Jungian literary theory differs from the established practice of Jungian literary criticism, sometimes referred to as archetypal criticism. As a relatively new development, Jungian literary theory makes connections between the core principles and writings of the psychoanalyst, C.G. Jung, and the domain of contemporary cultural theory including deconstruction, poststructuralism, postmodernism, feminism, and postcolonialism. Hitherto, Jungian criticism was based upon a notion of recurrent thematic motifs, known as archetypes, which play a structuring role in literature and culture. Such an approach can tend to downplay historical specificity in critical practice. Jungian literary theory takes a different starting point in drawing upon …
We have have no profile for this entry. If you are a qualified scholar and you wish to write for The Literary Encyclopedia, please click here to contact us.
Rowland, Susan A.. "Jungian Literary Theory". The Literary Encyclopedia.

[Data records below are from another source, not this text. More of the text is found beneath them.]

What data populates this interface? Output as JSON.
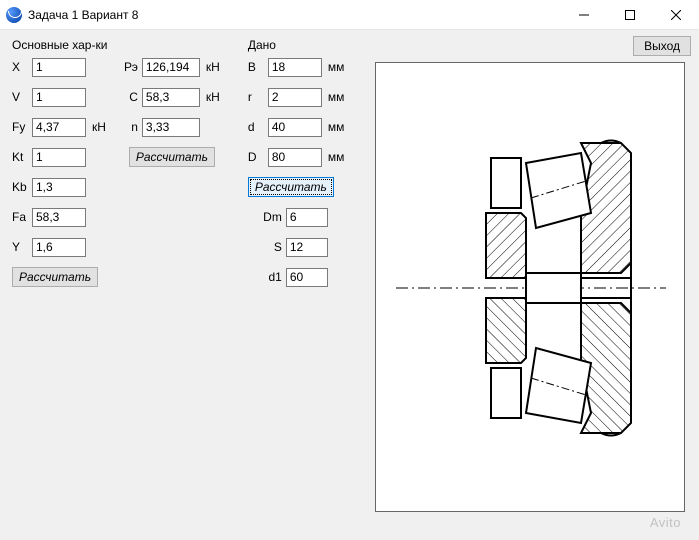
{
  "window": {
    "title": "Задача 1 Вариант 8"
  },
  "buttons": {
    "exit": "Выход",
    "calc": "Рассчитать"
  },
  "sections": {
    "main": "Основные хар-ки",
    "given": "Дано"
  },
  "col1": {
    "X": {
      "label": "X",
      "value": "1"
    },
    "V": {
      "label": "V",
      "value": "1"
    },
    "Fy": {
      "label": "Fy",
      "value": "4,37",
      "unit": "кН"
    },
    "Kt": {
      "label": "Kt",
      "value": "1"
    },
    "Kb": {
      "label": "Kb",
      "value": "1,3"
    },
    "Fa": {
      "label": "Fa",
      "value": "58,3"
    },
    "Y": {
      "label": "Y",
      "value": "1,6"
    }
  },
  "col2": {
    "Re": {
      "label": "Рэ",
      "value": "126,194",
      "unit": "кН"
    },
    "C": {
      "label": "С",
      "value": "58,3",
      "unit": "кН"
    },
    "n": {
      "label": "n",
      "value": "3,33"
    }
  },
  "given_col": {
    "B": {
      "label": "В",
      "value": "18",
      "unit": "мм"
    },
    "r": {
      "label": "r",
      "value": "2",
      "unit": "мм"
    },
    "d": {
      "label": "d",
      "value": "40",
      "unit": "мм"
    },
    "D": {
      "label": "D",
      "value": "80",
      "unit": "мм"
    }
  },
  "given_sub": {
    "Dm": {
      "label": "Dm",
      "value": "6"
    },
    "S": {
      "label": "S",
      "value": "12"
    },
    "d1": {
      "label": "d1",
      "value": "60"
    }
  },
  "watermark": "Avito"
}
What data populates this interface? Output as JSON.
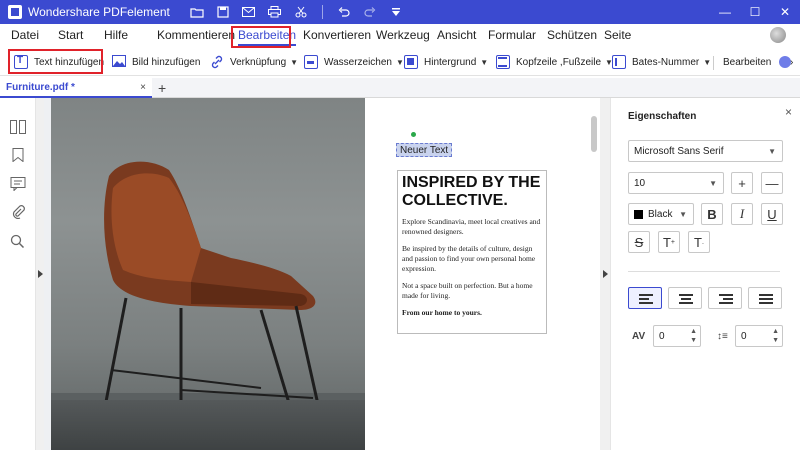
{
  "titlebar": {
    "app_title": "Wondershare PDFelement",
    "icons": [
      "folder-icon",
      "save-icon",
      "mail-icon",
      "print-icon",
      "scissors-icon",
      "undo-icon",
      "redo-icon",
      "quick-access-icon"
    ],
    "window_controls": [
      "minimize-icon",
      "maximize-icon",
      "close-icon"
    ],
    "accent_color": "#3b4ad0"
  },
  "menu": {
    "items": [
      "Datei",
      "Start",
      "Hilfe",
      "Kommentieren",
      "Bearbeiten",
      "Konvertieren",
      "Werkzeug",
      "Ansicht",
      "Formular",
      "Schützen",
      "Seite"
    ],
    "active": "Bearbeiten"
  },
  "toolbar": {
    "add_text": "Text hinzufügen",
    "add_image": "Bild hinzufügen",
    "link": "Verknüpfung",
    "watermark": "Wasserzeichen",
    "background": "Hintergrund",
    "header_footer": "Kopfzeile ,Fußzeile",
    "bates": "Bates-Nummer",
    "edit": "Bearbeiten",
    "more_icon": "chevron-right-icon",
    "highlight_color": "#e0222a"
  },
  "tabs": {
    "document": "Furniture.pdf *",
    "close": "×",
    "add": "+"
  },
  "document": {
    "new_text": "Neuer Text",
    "heading": "INSPIRED BY THE COLLECTIVE.",
    "paragraphs": [
      "Explore Scandinavia, meet local creatives and renowned designers.",
      "Be inspired by the details of culture, design and passion to find your own personal home expression.",
      "Not a space built on perfection. But a home made for living."
    ],
    "closing": "From our home to yours."
  },
  "properties": {
    "title": "Eigenschaften",
    "close": "×",
    "font_family": "Microsoft Sans Serif",
    "font_size": "10",
    "color_name": "Black",
    "color_value": "#000000",
    "increase": "+",
    "decrease": "—",
    "bold": "B",
    "italic": "I",
    "underline": "U",
    "strike": "S",
    "superscript": "T",
    "subscript": "T",
    "char_spacing": "0",
    "line_spacing": "0",
    "alignment_active": "left"
  }
}
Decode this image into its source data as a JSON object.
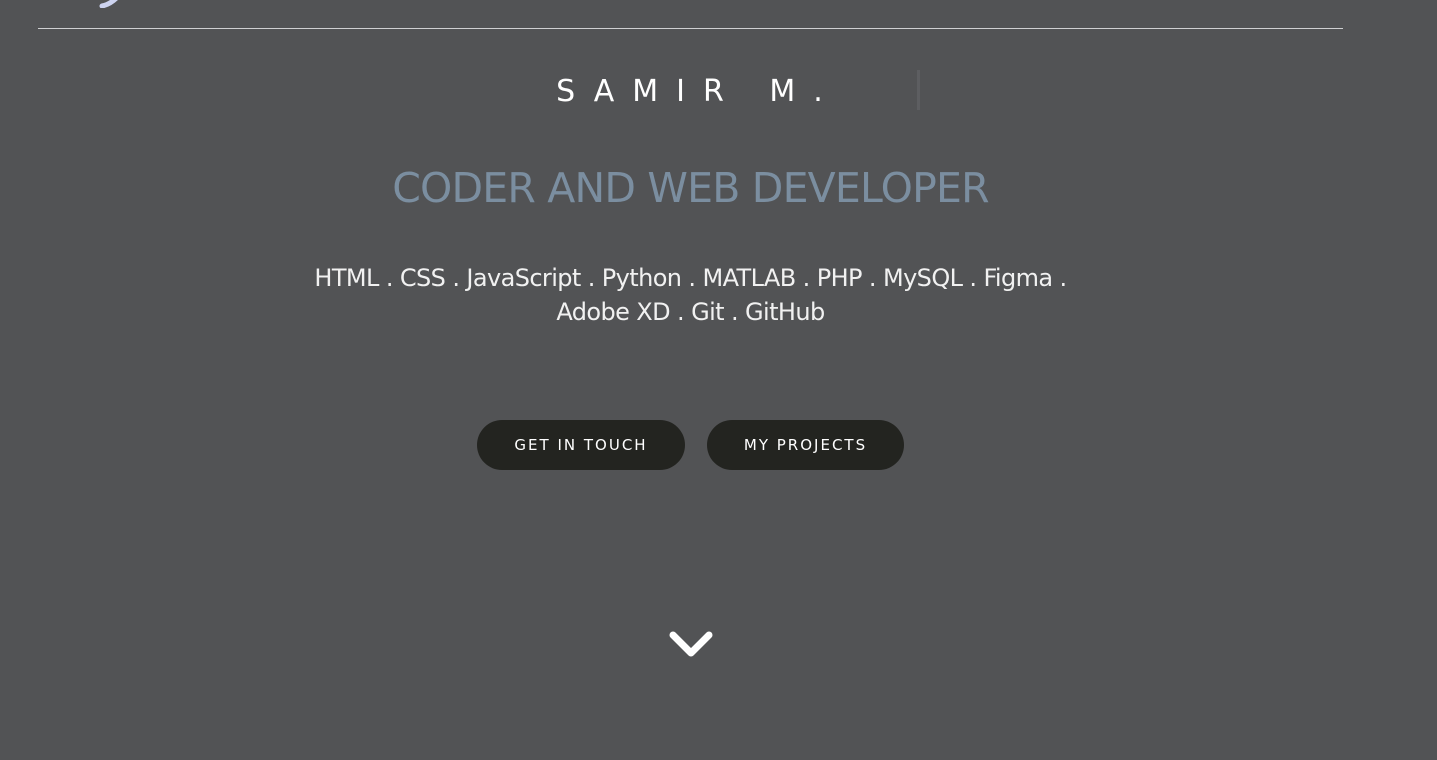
{
  "hero": {
    "name": "SAMIR M.",
    "role": "CODER AND WEB DEVELOPER",
    "skills_line_1": "HTML . CSS . JavaScript . Python . MATLAB . PHP . MySQL . Figma .",
    "skills_line_2": "Adobe XD . Git . GitHub"
  },
  "actions": {
    "get_in_touch_label": "GET IN TOUCH",
    "my_projects_label": "MY PROJECTS"
  },
  "icons": {
    "scroll": "chevron-down-icon",
    "logo": "logo-icon"
  },
  "colors": {
    "background": "#525355",
    "accent_title": "#7b8ea0",
    "button_bg": "#232420",
    "text": "#f2f2f2"
  }
}
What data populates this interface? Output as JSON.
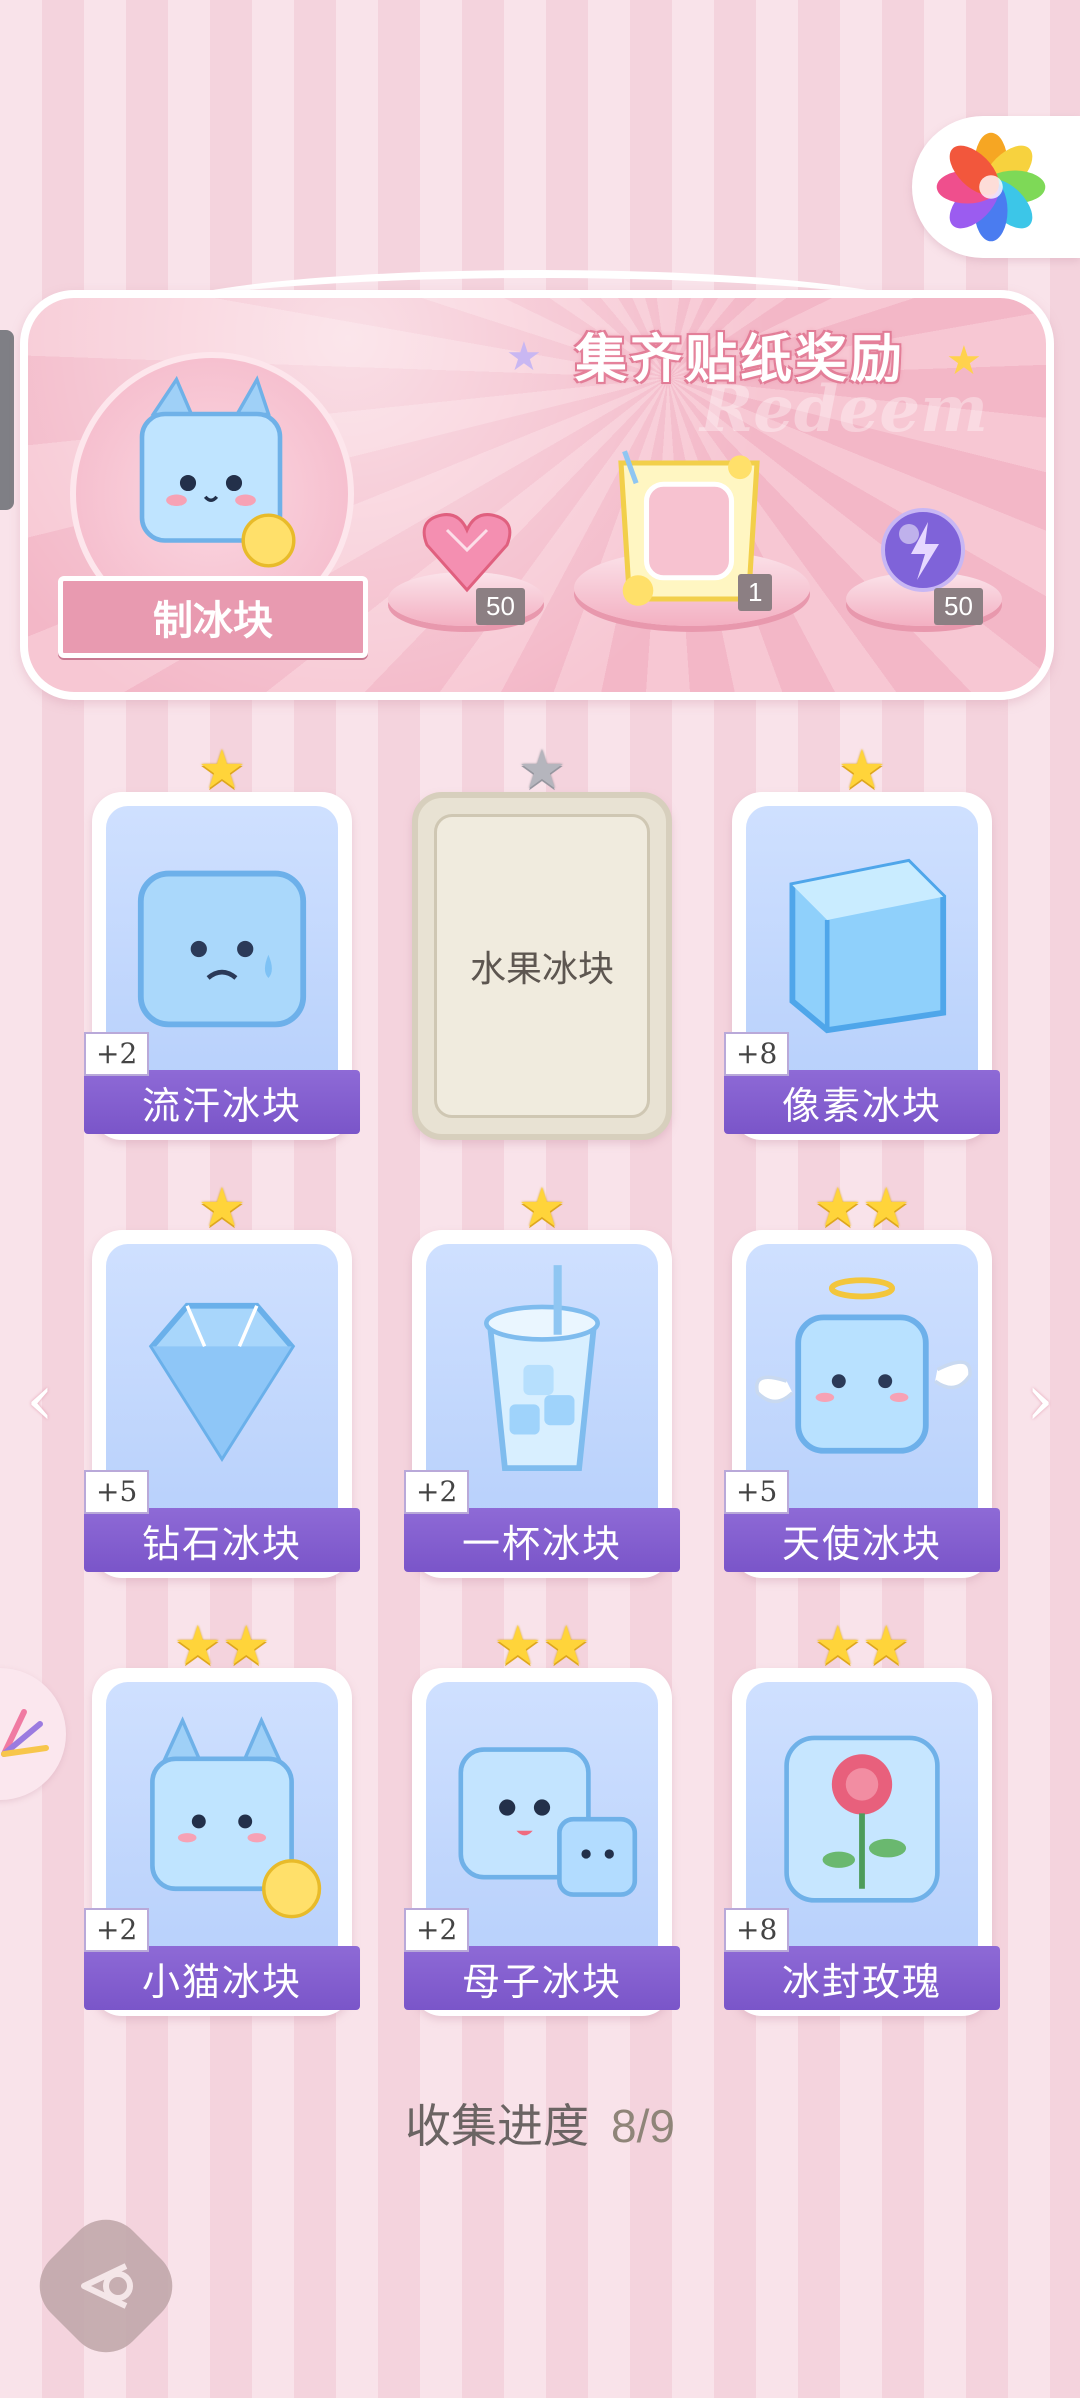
{
  "banner": {
    "title": "集齐贴纸奖励",
    "watermark": "Redeem",
    "make_button": "制冰块",
    "rewards": [
      {
        "icon": "pink-heart-gem-icon",
        "count": "50"
      },
      {
        "icon": "lemonade-photo-frame-icon",
        "count": "1"
      },
      {
        "icon": "lightning-orb-icon",
        "count": "50"
      }
    ]
  },
  "cards": [
    {
      "name": "流汗冰块",
      "bonus": "+2",
      "stars": 1,
      "locked": false,
      "icon": "sweating-ice-cube-icon"
    },
    {
      "name": "水果冰块",
      "bonus": "",
      "stars": 1,
      "locked": true,
      "icon": ""
    },
    {
      "name": "像素冰块",
      "bonus": "+8",
      "stars": 1,
      "locked": false,
      "icon": "pixel-ice-cube-icon"
    },
    {
      "name": "钻石冰块",
      "bonus": "+5",
      "stars": 1,
      "locked": false,
      "icon": "diamond-ice-icon"
    },
    {
      "name": "一杯冰块",
      "bonus": "+2",
      "stars": 1,
      "locked": false,
      "icon": "cup-of-ice-icon"
    },
    {
      "name": "天使冰块",
      "bonus": "+5",
      "stars": 2,
      "locked": false,
      "icon": "angel-ice-cube-icon"
    },
    {
      "name": "小猫冰块",
      "bonus": "+2",
      "stars": 2,
      "locked": false,
      "icon": "cat-ice-cube-icon"
    },
    {
      "name": "母子冰块",
      "bonus": "+2",
      "stars": 2,
      "locked": false,
      "icon": "mother-child-ice-icon"
    },
    {
      "name": "冰封玫瑰",
      "bonus": "+8",
      "stars": 2,
      "locked": false,
      "icon": "frozen-rose-icon"
    }
  ],
  "progress": {
    "label": "收集进度",
    "value": "8/9"
  },
  "colors": {
    "card_label": "#7a55c9",
    "star": "#ffd43a",
    "banner": "#f3b7c7"
  }
}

First published 04 November 2004
[https://www.litencyc.com/php/stopics.php?rec=true&UID=1508, accessed 23 September 2017.]